EXERCISE GOAL:
A word-for-word restatement of every record is required.

EXERCISE MATERIAL:

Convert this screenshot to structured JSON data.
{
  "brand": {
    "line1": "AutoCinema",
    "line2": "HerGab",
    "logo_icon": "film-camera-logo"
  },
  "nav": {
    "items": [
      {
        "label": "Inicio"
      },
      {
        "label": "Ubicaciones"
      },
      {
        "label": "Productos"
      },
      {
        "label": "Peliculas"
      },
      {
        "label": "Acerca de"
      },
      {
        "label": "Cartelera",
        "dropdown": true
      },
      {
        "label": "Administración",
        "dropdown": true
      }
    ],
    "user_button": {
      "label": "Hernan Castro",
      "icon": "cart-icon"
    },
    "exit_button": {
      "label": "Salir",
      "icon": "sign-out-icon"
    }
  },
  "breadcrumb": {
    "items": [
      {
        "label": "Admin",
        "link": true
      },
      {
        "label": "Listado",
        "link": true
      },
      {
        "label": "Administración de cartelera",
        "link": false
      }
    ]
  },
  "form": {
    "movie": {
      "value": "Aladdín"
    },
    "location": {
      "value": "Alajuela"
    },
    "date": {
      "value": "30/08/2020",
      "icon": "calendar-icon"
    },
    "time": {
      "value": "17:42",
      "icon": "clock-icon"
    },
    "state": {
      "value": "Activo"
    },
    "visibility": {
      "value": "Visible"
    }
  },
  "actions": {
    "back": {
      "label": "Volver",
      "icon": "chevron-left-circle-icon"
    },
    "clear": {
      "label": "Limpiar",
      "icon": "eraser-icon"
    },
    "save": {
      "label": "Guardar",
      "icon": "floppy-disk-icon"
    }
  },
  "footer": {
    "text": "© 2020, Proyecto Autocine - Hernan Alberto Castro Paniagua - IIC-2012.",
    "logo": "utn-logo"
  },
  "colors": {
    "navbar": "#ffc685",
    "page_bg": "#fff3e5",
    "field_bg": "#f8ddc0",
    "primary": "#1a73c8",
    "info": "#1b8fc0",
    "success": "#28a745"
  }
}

SOLVED PROBLEM:
Convert this screenshot to structured JSON data.
{
  "brand": {
    "line1": "AutoCinema",
    "line2": "HerGab",
    "logo_icon": "film-camera-logo"
  },
  "nav": {
    "items": [
      {
        "label": "Inicio"
      },
      {
        "label": "Ubicaciones"
      },
      {
        "label": "Productos"
      },
      {
        "label": "Peliculas"
      },
      {
        "label": "Acerca de"
      },
      {
        "label": "Cartelera",
        "dropdown": true
      },
      {
        "label": "Administración",
        "dropdown": true
      }
    ],
    "user_button": {
      "label": "Hernan Castro",
      "icon": "cart-icon"
    },
    "exit_button": {
      "label": "Salir",
      "icon": "sign-out-icon"
    }
  },
  "breadcrumb": {
    "items": [
      {
        "label": "Admin",
        "link": true
      },
      {
        "label": "Listado",
        "link": true
      },
      {
        "label": "Administración de cartelera",
        "link": false
      }
    ]
  },
  "form": {
    "movie": {
      "value": "Aladdín"
    },
    "location": {
      "value": "Alajuela"
    },
    "date": {
      "value": "30/08/2020",
      "icon": "calendar-icon"
    },
    "time": {
      "value": "17:42",
      "icon": "clock-icon"
    },
    "state": {
      "value": "Activo"
    },
    "visibility": {
      "value": "Visible"
    }
  },
  "actions": {
    "back": {
      "label": "Volver",
      "icon": "chevron-left-circle-icon"
    },
    "clear": {
      "label": "Limpiar",
      "icon": "eraser-icon"
    },
    "save": {
      "label": "Guardar",
      "icon": "floppy-disk-icon"
    }
  },
  "footer": {
    "text": "© 2020, Proyecto Autocine - Hernan Alberto Castro Paniagua - IIC-2012.",
    "logo": "utn-logo"
  },
  "colors": {
    "navbar": "#ffc685",
    "page_bg": "#fff3e5",
    "field_bg": "#f8ddc0",
    "primary": "#1a73c8",
    "info": "#1b8fc0",
    "success": "#28a745"
  }
}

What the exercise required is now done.